CERTIORARI TO THE UNITED STATES COURT OF CUSTOMS AND PATENT APPEALS.
Douglas, J., delivered the opinion of the Court, in which all Members joined except Stewart, Blackmun, and Powell, JJ., who took no part in the consideration or decision of the case.
MR. JUSTICE DOUGLAS delivered the opinion of the Court.
Respondents filed in the Patent Office an application for an invention which was described as being related "to the processing of data by program and more particularly to the programmed conversion of numerical information" in general-purpose digital computers. They claimed a method for converting binary-coded decimal (BCD) numerals into pure binary numerals. The claims were not limited to any particular art or technology, to any particular apparatus or machinery, or to any particular end use. They purported to cover any use of the claimed method in a general-purpose digital computer of any type. Claims 8 and 13*fn1 were rejected by the Patent Office but sustained by the Court of Customs and Patent Appeals, C. C. P. A. (Pat.) , 441 F.2d 682. The case is here on a petition for a writ of certiorari. 405 U.S. 915.
The question is whether the method described and claimed is a "process" within the meaning of the Patent Act.*fn2
A digital computer, as distinguished from an analog computer, operates on data expressed in digits, solving a problem by doing arithmetic as a person would do it by head and hand.*fn3 Some of the digits are stored as components of the computer. Others are introduced into the computer in a form which it is designed to recognize. The computer operates then upon both new and previously stored data. The general-purpose computer is designed to perform operations under many different programs.
The representation of numbers may be in the form of a time series of electrical impulses, magnetized spots on the surface of tapes, drums, or discs, charged spots on cathode-ray tube screens, the presence or absence of punched holes on paper cards, or other devices. The method or program is a sequence of coded instructions for a digital computer.
The patent sought is on a method of programming a general-purpose digital computer to convert signals from binary-coded decimal form into pure binary form. A procedure for solving a given type of mathematical problem is known as an "algorithm." The procedures set forth in the present claims are of that kind; that is to say, they are a generalized formulation for programs to solve mathematical problems of converting one form of numerical representation to another. From the generic formulation, programs may be developed as specific applications.
The decimal system uses as digits the 10 symbols 0, 1, 2, 3, 4, 5, 6, 7, 8, and 9. The value represented by any digit depends, as it does in any positional system of notation, both on its individual value and on its relative position in the numeral. Decimal numerals are written by placing digits in the appropriate positions or columns of the numerical sequence, i. e., "unit" (10), "tens" (10), "hundreds" (10), "thousands" (10), etc. Accordingly, the numeral 1492 signifies (1x10) (4x10) (9x10) (2x10).

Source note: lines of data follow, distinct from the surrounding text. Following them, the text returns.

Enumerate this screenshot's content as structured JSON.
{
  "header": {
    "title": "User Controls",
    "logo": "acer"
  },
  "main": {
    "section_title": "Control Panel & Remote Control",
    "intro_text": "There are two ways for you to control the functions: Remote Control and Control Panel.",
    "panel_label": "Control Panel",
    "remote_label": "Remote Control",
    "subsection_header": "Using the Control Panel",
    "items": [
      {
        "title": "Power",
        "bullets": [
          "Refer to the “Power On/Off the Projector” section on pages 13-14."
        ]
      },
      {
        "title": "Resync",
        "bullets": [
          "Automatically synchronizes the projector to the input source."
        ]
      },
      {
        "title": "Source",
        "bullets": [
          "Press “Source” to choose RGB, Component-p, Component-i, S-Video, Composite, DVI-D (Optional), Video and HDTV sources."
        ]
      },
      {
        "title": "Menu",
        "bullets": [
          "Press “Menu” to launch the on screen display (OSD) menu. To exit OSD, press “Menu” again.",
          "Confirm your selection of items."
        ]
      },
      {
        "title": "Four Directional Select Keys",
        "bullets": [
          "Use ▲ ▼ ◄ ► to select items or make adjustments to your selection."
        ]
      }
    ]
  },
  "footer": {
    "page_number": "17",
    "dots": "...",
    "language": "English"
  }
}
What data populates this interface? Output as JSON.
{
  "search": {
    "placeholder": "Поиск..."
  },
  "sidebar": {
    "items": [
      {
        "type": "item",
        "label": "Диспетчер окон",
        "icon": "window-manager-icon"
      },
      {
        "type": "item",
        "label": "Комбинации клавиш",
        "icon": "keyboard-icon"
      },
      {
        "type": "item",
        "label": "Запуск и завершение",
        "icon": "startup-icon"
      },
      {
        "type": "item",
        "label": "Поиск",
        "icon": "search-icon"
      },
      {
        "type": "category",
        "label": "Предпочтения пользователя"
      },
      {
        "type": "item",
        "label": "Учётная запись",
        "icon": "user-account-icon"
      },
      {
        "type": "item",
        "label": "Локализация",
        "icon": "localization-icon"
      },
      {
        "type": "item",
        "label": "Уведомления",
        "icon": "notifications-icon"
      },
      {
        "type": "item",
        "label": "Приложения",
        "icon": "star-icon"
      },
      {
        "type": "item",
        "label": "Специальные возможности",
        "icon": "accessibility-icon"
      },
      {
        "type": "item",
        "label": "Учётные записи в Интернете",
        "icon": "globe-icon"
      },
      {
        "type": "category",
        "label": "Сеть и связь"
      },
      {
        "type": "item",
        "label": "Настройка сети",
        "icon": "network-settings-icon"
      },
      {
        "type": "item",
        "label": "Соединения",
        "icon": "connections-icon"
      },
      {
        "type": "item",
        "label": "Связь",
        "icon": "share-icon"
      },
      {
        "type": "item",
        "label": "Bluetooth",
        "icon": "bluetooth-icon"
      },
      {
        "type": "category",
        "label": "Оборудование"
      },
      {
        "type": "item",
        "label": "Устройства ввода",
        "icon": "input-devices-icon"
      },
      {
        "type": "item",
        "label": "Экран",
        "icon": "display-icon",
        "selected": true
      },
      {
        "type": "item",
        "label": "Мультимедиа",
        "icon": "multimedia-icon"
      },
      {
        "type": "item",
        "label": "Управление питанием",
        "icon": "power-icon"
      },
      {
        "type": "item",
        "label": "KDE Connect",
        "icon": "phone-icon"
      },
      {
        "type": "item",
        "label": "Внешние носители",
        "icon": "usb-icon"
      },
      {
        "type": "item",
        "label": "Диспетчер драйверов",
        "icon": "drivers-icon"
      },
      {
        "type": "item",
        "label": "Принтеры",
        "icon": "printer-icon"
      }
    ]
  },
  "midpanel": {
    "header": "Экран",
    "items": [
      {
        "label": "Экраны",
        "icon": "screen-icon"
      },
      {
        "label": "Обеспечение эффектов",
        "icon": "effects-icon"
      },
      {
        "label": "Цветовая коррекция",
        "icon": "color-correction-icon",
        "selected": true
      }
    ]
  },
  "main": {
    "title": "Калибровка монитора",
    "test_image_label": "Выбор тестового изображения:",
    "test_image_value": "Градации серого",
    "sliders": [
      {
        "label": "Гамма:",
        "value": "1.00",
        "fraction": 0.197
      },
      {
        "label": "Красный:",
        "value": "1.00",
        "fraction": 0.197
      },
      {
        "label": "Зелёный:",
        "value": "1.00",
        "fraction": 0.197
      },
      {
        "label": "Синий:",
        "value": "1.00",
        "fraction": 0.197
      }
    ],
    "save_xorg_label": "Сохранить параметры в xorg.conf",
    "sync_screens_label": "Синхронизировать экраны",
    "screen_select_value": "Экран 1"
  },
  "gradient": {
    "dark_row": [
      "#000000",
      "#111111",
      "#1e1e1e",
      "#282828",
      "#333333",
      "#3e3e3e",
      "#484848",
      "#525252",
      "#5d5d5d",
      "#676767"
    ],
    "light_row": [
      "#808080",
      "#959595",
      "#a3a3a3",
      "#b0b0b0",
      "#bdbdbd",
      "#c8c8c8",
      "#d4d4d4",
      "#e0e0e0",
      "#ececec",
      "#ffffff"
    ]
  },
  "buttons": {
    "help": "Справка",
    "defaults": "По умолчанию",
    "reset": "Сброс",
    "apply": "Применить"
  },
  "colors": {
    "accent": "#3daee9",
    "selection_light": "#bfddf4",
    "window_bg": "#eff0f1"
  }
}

The pure binary system of positional notation uses two symbols as digits -- 0 and 1, placed in a numerical sequence with values based on consecutively ascending powers of 2. In pure binary notation, what would be the tens position is the twos position; what would be hundreds position is the fours position; what would be the thousands position is the eights. Any decimal number from 0 to 10 can be represented in the binary system with four digits or positions as indicated in the following table.
Shown as the sum of powers of 2
Decimal (8) (4) (2) (1) Pure